DATA FOR PROCESSING
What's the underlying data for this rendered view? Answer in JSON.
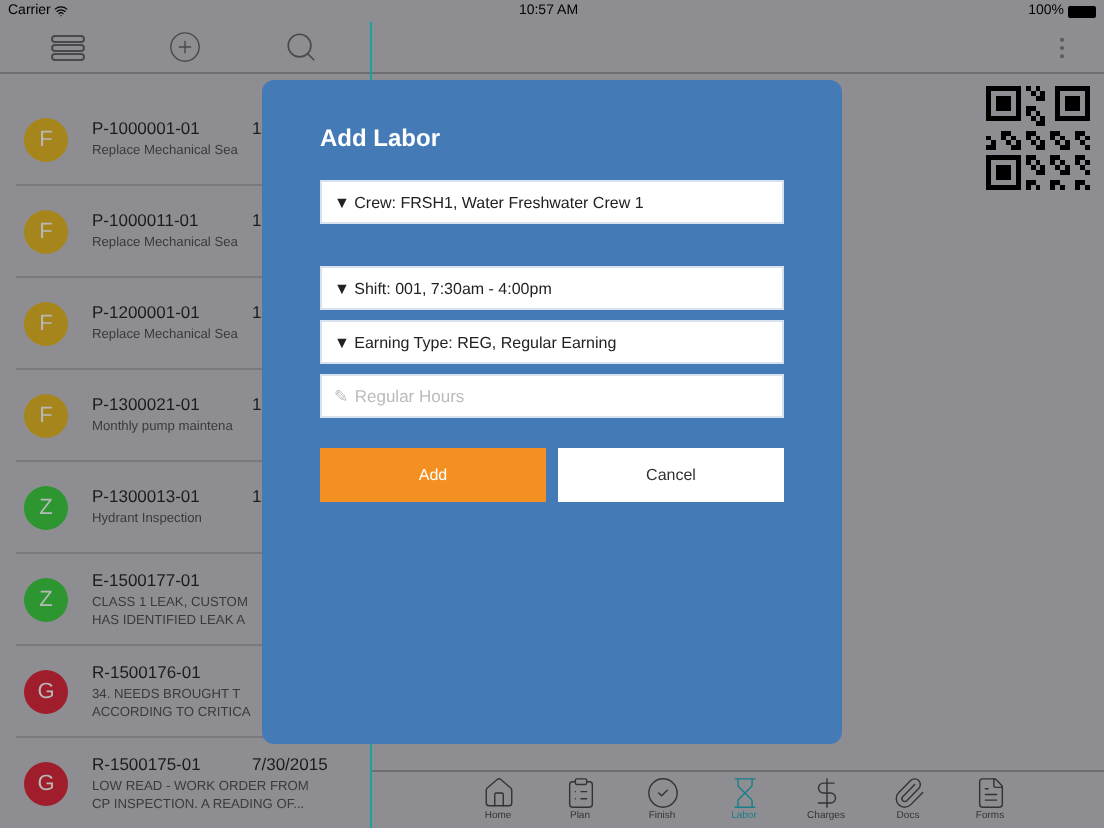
{
  "status_bar": {
    "carrier": "Carrier",
    "time": "10:57 AM",
    "battery": "100%"
  },
  "work_orders": [
    {
      "avatar": "F",
      "color": "#a6851c",
      "id": "P-1000001-01",
      "date": "1",
      "description": [
        "Replace Mechanical Sea"
      ]
    },
    {
      "avatar": "F",
      "color": "#a6851c",
      "id": "P-1000011-01",
      "date": "1",
      "description": [
        "Replace Mechanical Sea"
      ]
    },
    {
      "avatar": "F",
      "color": "#a6851c",
      "id": "P-1200001-01",
      "date": "1",
      "description": [
        "Replace Mechanical Sea"
      ]
    },
    {
      "avatar": "F",
      "color": "#a6851c",
      "id": "P-1300021-01",
      "date": "1",
      "description": [
        "Monthly pump maintena"
      ]
    },
    {
      "avatar": "Z",
      "color": "#2e9630",
      "id": "P-1300013-01",
      "date": "1",
      "description": [
        "Hydrant Inspection"
      ]
    },
    {
      "avatar": "Z",
      "color": "#2e9630",
      "id": "E-1500177-01",
      "description": [
        "CLASS 1 LEAK, CUSTOM",
        "HAS IDENTIFIED LEAK A"
      ]
    },
    {
      "avatar": "G",
      "color": "#a01e2c",
      "id": "R-1500176-01",
      "description": [
        "34. NEEDS BROUGHT T",
        "ACCORDING TO CRITICA"
      ]
    },
    {
      "avatar": "G",
      "color": "#a01e2c",
      "id": "R-1500175-01",
      "date": "7/30/2015",
      "description": [
        "LOW READ - WORK ORDER FROM",
        "CP INSPECTION. A READING OF..."
      ]
    }
  ],
  "bottom_tabs": [
    {
      "kind": "home",
      "label": "Home",
      "selected": false
    },
    {
      "kind": "plan",
      "label": "Plan",
      "selected": false
    },
    {
      "kind": "finish",
      "label": "Finish",
      "selected": false
    },
    {
      "kind": "labor",
      "label": "Labor",
      "selected": true
    },
    {
      "kind": "charges",
      "label": "Charges",
      "selected": false
    },
    {
      "kind": "docs",
      "label": "Docs",
      "selected": false
    },
    {
      "kind": "forms",
      "label": "Forms",
      "selected": false
    }
  ],
  "dialog": {
    "title": "Add Labor",
    "fields": [
      {
        "kind": "dropdown",
        "value": "▼ Crew: FRSH1, Water Freshwater Crew 1"
      },
      {
        "kind": "spacer"
      },
      {
        "kind": "dropdown",
        "value": "▼ Shift: 001, 7:30am - 4:00pm"
      },
      {
        "kind": "dropdown",
        "value": "▼ Earning Type: REG, Regular Earning"
      },
      {
        "kind": "input",
        "placeholder": "✎ Regular Hours"
      }
    ],
    "buttons": [
      {
        "kind": "primary",
        "label": "Add"
      },
      {
        "kind": "secondary",
        "label": "Cancel"
      }
    ]
  }
}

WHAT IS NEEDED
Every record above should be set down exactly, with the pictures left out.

SOLUTION
What's the underlying data for this rendered view? Answer in JSON.
{
  "status_bar": {
    "carrier": "Carrier",
    "time": "10:57 AM",
    "battery": "100%"
  },
  "work_orders": [
    {
      "avatar": "F",
      "color": "#a6851c",
      "id": "P-1000001-01",
      "date": "1",
      "description": [
        "Replace Mechanical Sea"
      ]
    },
    {
      "avatar": "F",
      "color": "#a6851c",
      "id": "P-1000011-01",
      "date": "1",
      "description": [
        "Replace Mechanical Sea"
      ]
    },
    {
      "avatar": "F",
      "color": "#a6851c",
      "id": "P-1200001-01",
      "date": "1",
      "description": [
        "Replace Mechanical Sea"
      ]
    },
    {
      "avatar": "F",
      "color": "#a6851c",
      "id": "P-1300021-01",
      "date": "1",
      "description": [
        "Monthly pump maintena"
      ]
    },
    {
      "avatar": "Z",
      "color": "#2e9630",
      "id": "P-1300013-01",
      "date": "1",
      "description": [
        "Hydrant Inspection"
      ]
    },
    {
      "avatar": "Z",
      "color": "#2e9630",
      "id": "E-1500177-01",
      "description": [
        "CLASS 1 LEAK, CUSTOM",
        "HAS IDENTIFIED LEAK A"
      ]
    },
    {
      "avatar": "G",
      "color": "#a01e2c",
      "id": "R-1500176-01",
      "description": [
        "34. NEEDS BROUGHT T",
        "ACCORDING TO CRITICA"
      ]
    },
    {
      "avatar": "G",
      "color": "#a01e2c",
      "id": "R-1500175-01",
      "date": "7/30/2015",
      "description": [
        "LOW READ - WORK ORDER FROM",
        "CP INSPECTION. A READING OF..."
      ]
    }
  ],
  "bottom_tabs": [
    {
      "kind": "home",
      "label": "Home",
      "selected": false
    },
    {
      "kind": "plan",
      "label": "Plan",
      "selected": false
    },
    {
      "kind": "finish",
      "label": "Finish",
      "selected": false
    },
    {
      "kind": "labor",
      "label": "Labor",
      "selected": true
    },
    {
      "kind": "charges",
      "label": "Charges",
      "selected": false
    },
    {
      "kind": "docs",
      "label": "Docs",
      "selected": false
    },
    {
      "kind": "forms",
      "label": "Forms",
      "selected": false
    }
  ],
  "dialog": {
    "title": "Add Labor",
    "fields": [
      {
        "kind": "dropdown",
        "value": "▼ Crew: FRSH1, Water Freshwater Crew 1"
      },
      {
        "kind": "spacer"
      },
      {
        "kind": "dropdown",
        "value": "▼ Shift: 001, 7:30am - 4:00pm"
      },
      {
        "kind": "dropdown",
        "value": "▼ Earning Type: REG, Regular Earning"
      },
      {
        "kind": "input",
        "placeholder": "✎ Regular Hours"
      }
    ],
    "buttons": [
      {
        "kind": "primary",
        "label": "Add"
      },
      {
        "kind": "secondary",
        "label": "Cancel"
      }
    ]
  }
}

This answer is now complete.